body repair experts
Call 765-345-5380 for info/quote or visit us at 221 W. Main Street

parts for mowers
Call 317-462-1323 or visit us on the web for more info

a family tradition since 1898
Funeral services, monument sales. 130 S. Main Street in Wilkinson. Call 765-781-2435.

Mike Redmond Column

Please refer to the Mike Redmond Column main page for columns published in other issues.
Mike can be contacted via e-mail at




 A Sheer Sucker for a Seersucker

Impulsive, devil-may-care guy that I am, I recently bought a seersucker suit.

I've always wanted one. My dad had one when I was a kid, and he looked pretty sharp in it - crisp and cool, with a touch of Southern elegance, which was weird, seeing as how we'd never lived south of Indianapolis.

I have a vivid memory of my father getting off an airplane at what was then Weir Cook Airport (now known as the Indianapolis International Home For Wayward Airplanes), wearing his seersucker suit. With his suit, his briefcase and his Ray-Ban shades, I thought he looked like a secret agent: Redmond. Pat Redmond.

I guess a seed was planted that day, one that lay dormant until a few weeks ago, when I saw such a suit, in my size, sold online by a retailer I like, during a rare occasion when I happened to have a little disposable income.

Did I say rare occasion? I meant dangerous. That's really the only word for a situation involving me, a computer with a fast Internet connection, spare cash, and something I perceive to be a bargain.

To make matters worse, the price of the suit was marked down from Sorta Expensive to Almost Exactly What I Had To Spend. In other words, it was low. How low? Ridiculously low. Unbelievably low. This-must-be-misprint low. I-better-grab-this-before-they-correct-it low. Maybe-I-should-get-two low. There-has-to-be-a-catch low.

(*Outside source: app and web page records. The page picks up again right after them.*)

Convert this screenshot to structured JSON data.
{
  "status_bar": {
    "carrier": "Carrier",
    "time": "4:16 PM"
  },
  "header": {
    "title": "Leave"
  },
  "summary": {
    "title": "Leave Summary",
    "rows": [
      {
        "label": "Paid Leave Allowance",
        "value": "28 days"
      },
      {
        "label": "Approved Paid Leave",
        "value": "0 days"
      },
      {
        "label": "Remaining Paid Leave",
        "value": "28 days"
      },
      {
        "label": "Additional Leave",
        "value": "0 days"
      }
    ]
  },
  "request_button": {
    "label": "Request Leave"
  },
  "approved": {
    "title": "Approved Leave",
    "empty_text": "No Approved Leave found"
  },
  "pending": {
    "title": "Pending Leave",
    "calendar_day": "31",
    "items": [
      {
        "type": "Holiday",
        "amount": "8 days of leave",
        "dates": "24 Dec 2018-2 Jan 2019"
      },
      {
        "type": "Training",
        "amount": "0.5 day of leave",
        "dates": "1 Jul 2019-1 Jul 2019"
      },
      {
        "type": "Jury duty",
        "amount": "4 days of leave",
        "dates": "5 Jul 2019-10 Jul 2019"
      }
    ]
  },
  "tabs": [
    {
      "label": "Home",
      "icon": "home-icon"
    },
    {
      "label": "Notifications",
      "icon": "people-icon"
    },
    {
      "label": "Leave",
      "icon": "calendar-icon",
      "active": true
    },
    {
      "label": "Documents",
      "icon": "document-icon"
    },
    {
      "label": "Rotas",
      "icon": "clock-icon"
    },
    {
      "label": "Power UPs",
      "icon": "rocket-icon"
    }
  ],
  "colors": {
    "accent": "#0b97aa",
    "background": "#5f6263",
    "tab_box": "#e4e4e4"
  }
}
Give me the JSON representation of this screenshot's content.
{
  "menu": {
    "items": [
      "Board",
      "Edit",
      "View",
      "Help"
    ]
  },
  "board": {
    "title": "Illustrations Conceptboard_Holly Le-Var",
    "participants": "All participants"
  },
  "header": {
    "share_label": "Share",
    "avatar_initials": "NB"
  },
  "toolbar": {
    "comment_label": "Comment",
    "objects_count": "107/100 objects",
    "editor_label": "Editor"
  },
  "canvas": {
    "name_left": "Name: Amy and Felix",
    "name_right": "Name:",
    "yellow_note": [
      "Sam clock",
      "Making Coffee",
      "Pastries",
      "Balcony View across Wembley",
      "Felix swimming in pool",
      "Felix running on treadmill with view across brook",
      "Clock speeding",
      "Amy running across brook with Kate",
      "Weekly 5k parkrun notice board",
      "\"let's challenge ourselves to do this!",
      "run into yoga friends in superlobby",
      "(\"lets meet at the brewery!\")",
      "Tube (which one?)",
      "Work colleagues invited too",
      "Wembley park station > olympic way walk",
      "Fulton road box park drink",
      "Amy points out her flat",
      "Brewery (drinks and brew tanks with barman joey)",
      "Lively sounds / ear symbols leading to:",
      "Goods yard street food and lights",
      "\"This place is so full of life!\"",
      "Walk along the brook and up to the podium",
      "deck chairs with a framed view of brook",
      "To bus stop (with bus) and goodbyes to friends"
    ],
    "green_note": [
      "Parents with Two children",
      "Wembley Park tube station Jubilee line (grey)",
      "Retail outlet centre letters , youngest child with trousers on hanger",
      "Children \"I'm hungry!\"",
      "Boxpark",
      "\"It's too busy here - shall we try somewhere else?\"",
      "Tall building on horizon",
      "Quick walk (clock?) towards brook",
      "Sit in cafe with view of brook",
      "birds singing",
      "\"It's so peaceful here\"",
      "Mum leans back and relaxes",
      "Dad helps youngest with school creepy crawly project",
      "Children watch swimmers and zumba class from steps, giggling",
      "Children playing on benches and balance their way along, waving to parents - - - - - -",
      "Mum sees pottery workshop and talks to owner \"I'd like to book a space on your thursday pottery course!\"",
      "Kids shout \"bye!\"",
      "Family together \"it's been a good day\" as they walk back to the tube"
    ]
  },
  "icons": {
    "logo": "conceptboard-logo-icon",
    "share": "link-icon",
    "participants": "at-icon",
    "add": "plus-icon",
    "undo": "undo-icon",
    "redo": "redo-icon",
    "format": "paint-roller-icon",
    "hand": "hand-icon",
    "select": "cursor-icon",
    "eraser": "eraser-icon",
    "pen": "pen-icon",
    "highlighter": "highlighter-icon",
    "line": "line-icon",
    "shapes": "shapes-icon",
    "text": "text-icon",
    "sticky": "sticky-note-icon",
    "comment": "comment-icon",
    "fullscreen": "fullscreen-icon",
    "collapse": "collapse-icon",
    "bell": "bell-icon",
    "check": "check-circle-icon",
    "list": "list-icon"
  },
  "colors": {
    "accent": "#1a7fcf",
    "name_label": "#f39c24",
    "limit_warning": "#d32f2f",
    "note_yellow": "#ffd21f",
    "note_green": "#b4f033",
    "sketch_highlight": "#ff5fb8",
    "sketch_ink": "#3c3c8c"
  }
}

All right, so the suit came. I had it altered and, I must admit, thought I looked pretty dandy as I admired myself in the three-way mirror.

But of course, I saw flaws. And no, I am not talking about my big behind. The tailor actually did a pretty good job camouflaging that, actually.

I meant my shirt. Here I had this beautiful new suit but underneath it I was wearing a black T-shirt. That would never do. A suit like this deserved a snow-white shirt. Which I didn't have, seeing as how I quit wearing those about five years ago, when I left my day job and gave my "office" clothes to the Salvation Army. So I had to get a shirt. Well, a couple, actually. OK, four. One button down, one spread with barrel cuffs, one point with French cuffs and one spread with French cuffs. They were on sale.

And then I remembered I gave away a bunch of ties, too, and of those that remained, I really didn't have anything to go with this suit. I got four. They were on sale, too.

And then I also remembered that it is absolutely essential to wear bucks (white or dusty) with a seersucker suit. Well, the shoe guy said they didn't sell many white bucks anymore, but just my luck they had them in my size. And they were on sale.

And then I decided I needed a summer hat to top it off … a nice Panama, in a snap-brim style. Something cool and breezy. Oh, and some new socks and handkerchiefs, too. They weren't on sale, but what the heck.

When it was all over, I had spent on alterations and accessories about two and a half times what I paid for my suit. So much for my bargain.

It's a good-looking suit, though. I like wearing it. Even though I feel kind of like … do I have to say it? A sheer sucker in seersucker.




© 2007 Mike Redmond. All Rights Reserved.